University of Sydney


Dong Xu is chair in computer engineering in the School of Electrical and Information Engineering, The University of Sydney, Australia. He has published more than 100 papers in IEEE Transactions and top tier conferences. His co-authored work received the Best Student Paper Award in CVPR in 2010. He is on the editorial boards of the IEEE Transactions on Pattern Analysis and Machine Intelligence (T-PAMI), the IEEE Transactions on Neural Networks and Learning Systems (T-NNLS), and the IEEE Transactions on Circuits and Systems for Video Technology (T-CSVT). He is a fellow of the IEEE.

Wanli Ouyang

Senior Lecturer

University of Sydney


Dr. Wanli Ouyang received the PhD degree in the Department of Electronic Engineering, the Chinese University of Hong Kong. He is now a senior lecturer at the University of Sydney. His research interests include image processing, computer vision and pattern recognition. He received the best reviewer award of ICCV. He organized workshop in ECCV 2018, CVPR 2017, ACCV 2014 and gave tutorial in ACCV 2016. He serves as the area chair of the International Conference on Pattern Recognition (ICPR) 2018. He is a senior member of the IEEE.

Chaoyue Wang
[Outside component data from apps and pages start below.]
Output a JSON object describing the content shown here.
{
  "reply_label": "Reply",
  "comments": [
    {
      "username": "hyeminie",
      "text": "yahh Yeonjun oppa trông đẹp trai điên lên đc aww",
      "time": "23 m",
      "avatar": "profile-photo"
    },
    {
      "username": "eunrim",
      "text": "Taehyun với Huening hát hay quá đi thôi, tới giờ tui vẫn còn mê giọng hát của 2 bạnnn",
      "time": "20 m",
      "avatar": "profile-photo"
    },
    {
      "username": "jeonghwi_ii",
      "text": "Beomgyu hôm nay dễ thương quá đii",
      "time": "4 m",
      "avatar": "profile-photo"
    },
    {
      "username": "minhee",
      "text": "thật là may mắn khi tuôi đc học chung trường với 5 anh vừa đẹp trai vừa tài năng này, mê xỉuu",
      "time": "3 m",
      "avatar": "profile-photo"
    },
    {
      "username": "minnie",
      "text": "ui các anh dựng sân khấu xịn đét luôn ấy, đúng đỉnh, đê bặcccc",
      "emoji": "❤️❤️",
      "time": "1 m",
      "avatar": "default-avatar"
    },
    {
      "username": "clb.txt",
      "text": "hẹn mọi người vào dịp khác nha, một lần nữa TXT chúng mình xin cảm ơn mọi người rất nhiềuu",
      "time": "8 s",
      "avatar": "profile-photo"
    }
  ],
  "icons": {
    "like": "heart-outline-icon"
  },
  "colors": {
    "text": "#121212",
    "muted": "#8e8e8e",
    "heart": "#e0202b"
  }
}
Postdoc Researcher

University of Sydney


Chaoyue Wang is postdoc researcher in Machine Learning and Computer Vision at the School of Computer Science, The University of Sydney. He received a bachelor degree from Tianjin University (TJU), China, and a Ph.D. degree from University of Technology Sydney (UTS), Australia. His research interests mainly include machine learning, deep learning, and generative models. He received the Distinguished Student Paper Award in the 2017 International Joint Conference on Artificial Intelligence (IJCAI).

Jingya Wang

Research Fellow

University of Sydney


Jingya Wang received the B.S. degree from Swinburne University of Technology, Australia and the Ph.D. degree from Queen Mary University of London, UK, both in computer science. She is currently a research fellow at the University of Sydney. Her research interests include computer vision, human-centred visual understanding and surveillance data analysing. She has achieved CVPR Doctoral Consortium Award and one of her work was selected as Best of CVPR 2018 Paper by Computer Vision News Magazine. She has published several top tier conference and journal including ICCV, CVPR, AAAI and Artificial Intelligence.

Zhe Chen

Ph.D candidate

University of Sydney


Zhe Chen received the B.S. degree in Computer Science from University of Science and Technology of China, HeFei, China, in 2014. He is currently pursuing the Ph.D. degree at the UBTECH Sydney Artificial Intelligence Centre, the University of Sydney. His research interests include object recognition, pedestrian detection, road detection, visual object tracking, and deep learning. His studies have been published on CVPR and ECCV.


Wanli Ouyang (wanli.ouyang@sydney.edu.au)

2019 IEEE International Conference on Visual Communications and Image Processing (VCIP)